> _SUPPLIED INFORMATION_
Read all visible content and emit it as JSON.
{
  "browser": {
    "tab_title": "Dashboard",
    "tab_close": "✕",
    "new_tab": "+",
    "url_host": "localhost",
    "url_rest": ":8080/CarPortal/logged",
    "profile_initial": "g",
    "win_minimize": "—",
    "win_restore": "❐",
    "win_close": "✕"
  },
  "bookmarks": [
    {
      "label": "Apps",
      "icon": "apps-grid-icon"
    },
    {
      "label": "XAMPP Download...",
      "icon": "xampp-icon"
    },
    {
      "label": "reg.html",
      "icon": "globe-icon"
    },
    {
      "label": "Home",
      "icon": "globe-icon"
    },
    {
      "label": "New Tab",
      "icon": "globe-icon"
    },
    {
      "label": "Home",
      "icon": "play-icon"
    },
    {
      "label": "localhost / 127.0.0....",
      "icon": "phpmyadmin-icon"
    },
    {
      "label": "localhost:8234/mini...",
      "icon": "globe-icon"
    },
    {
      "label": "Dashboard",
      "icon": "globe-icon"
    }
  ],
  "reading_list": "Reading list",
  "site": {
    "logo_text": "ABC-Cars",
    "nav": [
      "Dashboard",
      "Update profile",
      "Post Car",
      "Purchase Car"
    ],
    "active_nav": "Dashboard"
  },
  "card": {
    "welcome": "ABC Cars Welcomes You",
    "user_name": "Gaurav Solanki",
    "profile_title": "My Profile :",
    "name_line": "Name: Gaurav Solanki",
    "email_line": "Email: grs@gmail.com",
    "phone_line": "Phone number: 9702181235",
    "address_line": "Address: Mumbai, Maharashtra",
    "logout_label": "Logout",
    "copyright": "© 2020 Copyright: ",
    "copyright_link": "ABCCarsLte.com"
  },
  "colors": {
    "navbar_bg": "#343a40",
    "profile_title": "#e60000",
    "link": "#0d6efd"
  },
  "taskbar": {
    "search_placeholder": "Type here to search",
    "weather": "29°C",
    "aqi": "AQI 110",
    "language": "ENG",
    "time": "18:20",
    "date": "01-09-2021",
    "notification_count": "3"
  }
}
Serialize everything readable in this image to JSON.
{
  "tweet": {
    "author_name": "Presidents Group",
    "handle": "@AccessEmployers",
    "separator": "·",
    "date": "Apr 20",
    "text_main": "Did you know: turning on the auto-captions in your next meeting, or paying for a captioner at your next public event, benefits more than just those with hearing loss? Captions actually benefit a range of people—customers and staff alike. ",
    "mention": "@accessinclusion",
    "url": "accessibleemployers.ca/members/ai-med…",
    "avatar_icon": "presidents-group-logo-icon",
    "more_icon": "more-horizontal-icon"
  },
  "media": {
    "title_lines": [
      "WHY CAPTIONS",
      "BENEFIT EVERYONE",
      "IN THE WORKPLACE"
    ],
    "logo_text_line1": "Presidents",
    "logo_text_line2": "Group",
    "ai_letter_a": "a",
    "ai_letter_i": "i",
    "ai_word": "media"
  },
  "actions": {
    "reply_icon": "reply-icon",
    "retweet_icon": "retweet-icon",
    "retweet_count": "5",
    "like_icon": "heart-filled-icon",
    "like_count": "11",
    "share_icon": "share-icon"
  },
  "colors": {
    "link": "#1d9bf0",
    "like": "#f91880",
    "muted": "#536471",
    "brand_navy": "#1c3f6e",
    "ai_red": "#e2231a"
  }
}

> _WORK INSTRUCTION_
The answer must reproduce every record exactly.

> _REPLY_
Read all visible content and emit it as JSON.
{
  "browser": {
    "tab_title": "Dashboard",
    "tab_close": "✕",
    "new_tab": "+",
    "url_host": "localhost",
    "url_rest": ":8080/CarPortal/logged",
    "profile_initial": "g",
    "win_minimize": "—",
    "win_restore": "❐",
    "win_close": "✕"
  },
  "bookmarks": [
    {
      "label": "Apps",
      "icon": "apps-grid-icon"
    },
    {
      "label": "XAMPP Download...",
      "icon": "xampp-icon"
    },
    {
      "label": "reg.html",
      "icon": "globe-icon"
    },
    {
      "label": "Home",
      "icon": "globe-icon"
    },
    {
      "label": "New Tab",
      "icon": "globe-icon"
    },
    {
      "label": "Home",
      "icon": "play-icon"
    },
    {
      "label": "localhost / 127.0.0....",
      "icon": "phpmyadmin-icon"
    },
    {
      "label": "localhost:8234/mini...",
      "icon": "globe-icon"
    },
    {
      "label": "Dashboard",
      "icon": "globe-icon"
    }
  ],
  "reading_list": "Reading list",
  "site": {
    "logo_text": "ABC-Cars",
    "nav": [
      "Dashboard",
      "Update profile",
      "Post Car",
      "Purchase Car"
    ],
    "active_nav": "Dashboard"
  },
  "card": {
    "welcome": "ABC Cars Welcomes You",
    "user_name": "Gaurav Solanki",
    "profile_title": "My Profile :",
    "name_line": "Name: Gaurav Solanki",
    "email_line": "Email: grs@gmail.com",
    "phone_line": "Phone number: 9702181235",
    "address_line": "Address: Mumbai, Maharashtra",
    "logout_label": "Logout",
    "copyright": "© 2020 Copyright: ",
    "copyright_link": "ABCCarsLte.com"
  },
  "colors": {
    "navbar_bg": "#343a40",
    "profile_title": "#e60000",
    "link": "#0d6efd"
  },
  "taskbar": {
    "search_placeholder": "Type here to search",
    "weather": "29°C",
    "aqi": "AQI 110",
    "language": "ENG",
    "time": "18:20",
    "date": "01-09-2021",
    "notification_count": "3"
  }
}
Serialize everything readable in this image to JSON.
{
  "tweet": {
    "author_name": "Presidents Group",
    "handle": "@AccessEmployers",
    "separator": "·",
    "date": "Apr 20",
    "text_main": "Did you know: turning on the auto-captions in your next meeting, or paying for a captioner at your next public event, benefits more than just those with hearing loss? Captions actually benefit a range of people—customers and staff alike. ",
    "mention": "@accessinclusion",
    "url": "accessibleemployers.ca/members/ai-med…",
    "avatar_icon": "presidents-group-logo-icon",
    "more_icon": "more-horizontal-icon"
  },
  "media": {
    "title_lines": [
      "WHY CAPTIONS",
      "BENEFIT EVERYONE",
      "IN THE WORKPLACE"
    ],
    "logo_text_line1": "Presidents",
    "logo_text_line2": "Group",
    "ai_letter_a": "a",
    "ai_letter_i": "i",
    "ai_word": "media"
  },
  "actions": {
    "reply_icon": "reply-icon",
    "retweet_icon": "retweet-icon",
    "retweet_count": "5",
    "like_icon": "heart-filled-icon",
    "like_count": "11",
    "share_icon": "share-icon"
  },
  "colors": {
    "link": "#1d9bf0",
    "like": "#f91880",
    "muted": "#536471",
    "brand_navy": "#1c3f6e",
    "ai_red": "#e2231a"
  }
}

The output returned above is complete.